Naomi Silver Supports Pet Causes - Bat Mitzvah Fundholder Can Direct Her Funding

by Stu Slayen | Dec 22, 2016
The Silver Family (L-R Ben, Michael, Naomi, Yael)

Now that she is a Bat Mitzvah, 13-yearold Naomi Silver sees it as her duty to give tzedaka. “As a woman, I’m obligated to do the mitzvah now,” says Naomi, who celebrated her Bat Mitzvah in May 2016 at Chevra Mishnayes Synagogue. 

Naomi’s parents, Yael and Michael, opened a Bat Mitzvah Endowment Fund at the Jewish Foundation of Manitoba for Naomi with a gift of $100. Then Naomi agreed to deposit 10 percent of her Bat Mitzvah gifts into the fund. 

When she learned that her participation could help animals, she didn’t hesitate. 

“I really like animals and it’s sad that many are neglected and abused,” says the Gray Academy student. “This is a way I can help.” 

Every year, Naomi’s fund will generate income that she can distribute to the charitable organization of her choice. For her first distribution, she will direct her money to the Winnipeg Humane Society. For next year and beyond, she plans to research other charities in the city that help pets who have been abandoned. 
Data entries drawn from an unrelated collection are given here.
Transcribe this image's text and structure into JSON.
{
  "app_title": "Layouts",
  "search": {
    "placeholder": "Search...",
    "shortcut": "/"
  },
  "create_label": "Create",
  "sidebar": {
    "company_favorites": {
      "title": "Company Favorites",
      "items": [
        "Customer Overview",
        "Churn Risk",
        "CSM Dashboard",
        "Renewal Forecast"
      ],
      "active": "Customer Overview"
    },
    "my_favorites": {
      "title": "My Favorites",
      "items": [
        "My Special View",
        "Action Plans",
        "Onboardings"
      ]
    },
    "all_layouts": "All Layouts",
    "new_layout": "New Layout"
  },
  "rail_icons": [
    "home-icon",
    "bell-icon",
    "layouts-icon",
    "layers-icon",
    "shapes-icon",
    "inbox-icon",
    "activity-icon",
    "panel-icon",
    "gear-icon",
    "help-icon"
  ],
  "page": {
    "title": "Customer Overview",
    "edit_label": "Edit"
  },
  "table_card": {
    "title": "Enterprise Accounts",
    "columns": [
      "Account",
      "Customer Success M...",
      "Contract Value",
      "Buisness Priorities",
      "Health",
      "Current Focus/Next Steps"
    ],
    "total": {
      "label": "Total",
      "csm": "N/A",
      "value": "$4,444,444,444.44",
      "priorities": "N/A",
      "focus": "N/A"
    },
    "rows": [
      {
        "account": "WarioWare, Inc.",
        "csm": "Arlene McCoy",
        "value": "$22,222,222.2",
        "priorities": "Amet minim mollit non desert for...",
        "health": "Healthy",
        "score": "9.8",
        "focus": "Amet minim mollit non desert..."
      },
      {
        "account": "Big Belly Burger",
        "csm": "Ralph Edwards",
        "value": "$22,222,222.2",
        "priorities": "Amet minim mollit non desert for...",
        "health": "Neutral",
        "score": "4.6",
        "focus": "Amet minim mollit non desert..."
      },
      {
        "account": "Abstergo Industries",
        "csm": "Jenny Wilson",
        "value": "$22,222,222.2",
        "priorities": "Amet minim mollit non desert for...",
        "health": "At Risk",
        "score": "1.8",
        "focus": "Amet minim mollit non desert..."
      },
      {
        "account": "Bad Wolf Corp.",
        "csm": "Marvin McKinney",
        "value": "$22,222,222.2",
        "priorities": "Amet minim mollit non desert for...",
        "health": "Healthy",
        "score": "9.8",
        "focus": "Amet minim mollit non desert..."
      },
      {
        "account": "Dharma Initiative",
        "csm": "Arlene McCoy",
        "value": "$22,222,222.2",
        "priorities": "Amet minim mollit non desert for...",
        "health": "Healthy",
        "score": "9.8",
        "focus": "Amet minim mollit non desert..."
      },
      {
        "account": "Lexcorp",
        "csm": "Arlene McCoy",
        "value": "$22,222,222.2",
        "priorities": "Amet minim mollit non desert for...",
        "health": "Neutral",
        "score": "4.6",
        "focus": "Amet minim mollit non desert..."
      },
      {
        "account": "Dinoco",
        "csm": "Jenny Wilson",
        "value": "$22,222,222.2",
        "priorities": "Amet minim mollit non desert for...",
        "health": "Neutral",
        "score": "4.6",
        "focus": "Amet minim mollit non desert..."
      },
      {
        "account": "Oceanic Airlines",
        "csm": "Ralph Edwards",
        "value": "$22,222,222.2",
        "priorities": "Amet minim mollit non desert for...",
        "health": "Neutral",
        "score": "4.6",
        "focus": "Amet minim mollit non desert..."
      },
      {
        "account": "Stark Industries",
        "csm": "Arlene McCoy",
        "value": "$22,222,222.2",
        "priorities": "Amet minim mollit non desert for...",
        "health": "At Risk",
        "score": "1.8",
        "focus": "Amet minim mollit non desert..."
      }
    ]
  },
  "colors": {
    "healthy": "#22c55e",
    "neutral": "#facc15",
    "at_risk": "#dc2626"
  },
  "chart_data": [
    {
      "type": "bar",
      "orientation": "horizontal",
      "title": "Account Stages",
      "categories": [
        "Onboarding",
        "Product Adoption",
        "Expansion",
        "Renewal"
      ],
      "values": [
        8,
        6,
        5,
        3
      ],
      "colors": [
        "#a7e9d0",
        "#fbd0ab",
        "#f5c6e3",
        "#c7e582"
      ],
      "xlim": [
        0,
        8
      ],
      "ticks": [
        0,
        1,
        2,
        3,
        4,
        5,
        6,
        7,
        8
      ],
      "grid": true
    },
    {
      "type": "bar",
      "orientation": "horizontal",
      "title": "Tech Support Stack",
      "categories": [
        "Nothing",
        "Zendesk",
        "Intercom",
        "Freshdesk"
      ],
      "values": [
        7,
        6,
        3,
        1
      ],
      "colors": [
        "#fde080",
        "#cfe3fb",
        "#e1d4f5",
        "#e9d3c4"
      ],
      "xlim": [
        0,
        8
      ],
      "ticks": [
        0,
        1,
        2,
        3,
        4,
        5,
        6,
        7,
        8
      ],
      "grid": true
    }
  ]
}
“She’s very excited about this,” says her dad, Michael Silver. “She plans to visit shelters next year and make an informed choice about which organization to support.” 

Silver says that the appeal of the JFM’s Bar/Bat Mitzvah program is that it’s a longterm engagement. 

“Naomi was going to contribute some of her gift money, anyway,” says Silver. “She could have just donated some of her money to an animal shelter, but then it would have just been a one-time act. As a fundholder, she will have to make philanthropic decisions year after year. The program is great because it engages our kids in tzedaka for the long term.” 

There are now 365 Bar and Bat Mitzvah Endowment Funds, dating back to 1979. In 2015, fundholders distributed over $18,000 to 48 different charitable organizations, and nearly $8,500 to the JFM’s Jewish Community Campership Fund. 

A special and important feature of the program is role of the Nora & David (Z”L) Kaufman Bar/Bat Mitzvah Fund. If a child’s fund reaches a balance of $750 within two years of their Bar/Bat Mitzvah, the Kaufman Fund will add $250 to bring the balance to $1,000. It is when a Bar or Bat Mitzvah Fund reaches $1,000 that a fundholder can make decisions about the recommended distribution. 

“This is a remarkable program,” adds Silver. “It gets our community’s kids off to a good start when it comes to philanthropy. Naomi will learn about how much impact she can have, and how she can make a difference in the community.”